It was not UK Day, if such a thing existed. It was not about patron saints slaying dragons or holding off Normans or driving out snakes. But like St George’s Day in England, St David’s Day in Wales and St Patrick’s Day in Ireland, Australia/Invasion/Survival Day is about national myths, legends and identity.
As far as I’m concerned, people can keep their flag-waving and “Australia is the best country in the world” chest-thumping to themselves. Or not. They can sit, or lie down, or dance while the national anthem plays, be it Advance Australia Fair or Waltzing Matilda or I am Australian. Change the date of Australia Day to something less divisive, if that’s what people want. Why not 2 January? New Year’s Day occupies the anniversary of the date modern Australia came into being in 1901, but we could give everyone the next day off too. Better yet, if folks could agree to it not being held in summer, go for 27 May— the day in 1967 when 90.77% of enfranchised Australians agreed to extend the vote to Aborigines and Torres Strait Islanders — or, best of all, 10 August when it became law and Australia finally had full universal suffrage, a real fair go for all.

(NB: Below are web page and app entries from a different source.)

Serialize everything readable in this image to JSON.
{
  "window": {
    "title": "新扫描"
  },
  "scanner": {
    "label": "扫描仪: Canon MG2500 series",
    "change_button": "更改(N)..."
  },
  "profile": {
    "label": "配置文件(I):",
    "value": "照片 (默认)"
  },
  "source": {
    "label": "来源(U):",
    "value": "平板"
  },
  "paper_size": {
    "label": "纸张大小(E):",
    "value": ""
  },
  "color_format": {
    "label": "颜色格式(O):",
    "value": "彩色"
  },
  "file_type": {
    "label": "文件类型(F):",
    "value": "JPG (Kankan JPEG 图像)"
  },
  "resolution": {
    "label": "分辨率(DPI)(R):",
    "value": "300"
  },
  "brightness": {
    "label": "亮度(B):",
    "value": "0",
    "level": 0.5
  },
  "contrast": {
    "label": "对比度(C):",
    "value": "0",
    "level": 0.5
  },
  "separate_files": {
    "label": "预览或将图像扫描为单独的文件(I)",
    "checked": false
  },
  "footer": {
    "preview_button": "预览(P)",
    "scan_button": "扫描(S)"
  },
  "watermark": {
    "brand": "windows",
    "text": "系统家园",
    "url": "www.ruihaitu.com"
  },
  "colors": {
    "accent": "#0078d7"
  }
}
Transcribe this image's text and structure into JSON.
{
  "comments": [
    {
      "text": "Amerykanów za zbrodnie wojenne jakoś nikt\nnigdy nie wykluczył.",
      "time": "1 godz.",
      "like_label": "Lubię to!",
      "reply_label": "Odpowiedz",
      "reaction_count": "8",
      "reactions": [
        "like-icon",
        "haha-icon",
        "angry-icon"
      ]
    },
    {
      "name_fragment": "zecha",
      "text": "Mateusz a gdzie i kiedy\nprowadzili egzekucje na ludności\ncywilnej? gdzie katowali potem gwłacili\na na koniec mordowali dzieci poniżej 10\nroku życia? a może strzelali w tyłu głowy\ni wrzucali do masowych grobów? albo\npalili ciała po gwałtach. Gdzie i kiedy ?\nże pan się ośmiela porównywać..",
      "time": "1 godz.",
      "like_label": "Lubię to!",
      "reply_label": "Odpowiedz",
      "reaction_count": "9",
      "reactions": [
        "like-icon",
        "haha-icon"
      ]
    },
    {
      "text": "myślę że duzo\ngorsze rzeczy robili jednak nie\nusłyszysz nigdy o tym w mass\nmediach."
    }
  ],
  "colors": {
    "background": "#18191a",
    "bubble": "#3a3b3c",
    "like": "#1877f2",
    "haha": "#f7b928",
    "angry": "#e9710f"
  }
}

But do not mess with egalitarianism. Myths are not reality. They’re about ideals. And as far as they go, that Jack is as good as his master is not a bad one. It’s something everyone, regardless of “social origin”, can share. And it is far more likely to help Australia get over, or at least lessen the impact of, its social and economic divides than the idea that a man slaying a fire-breathing beast will ever help England, where classism is most pronounced in the UK, get over its.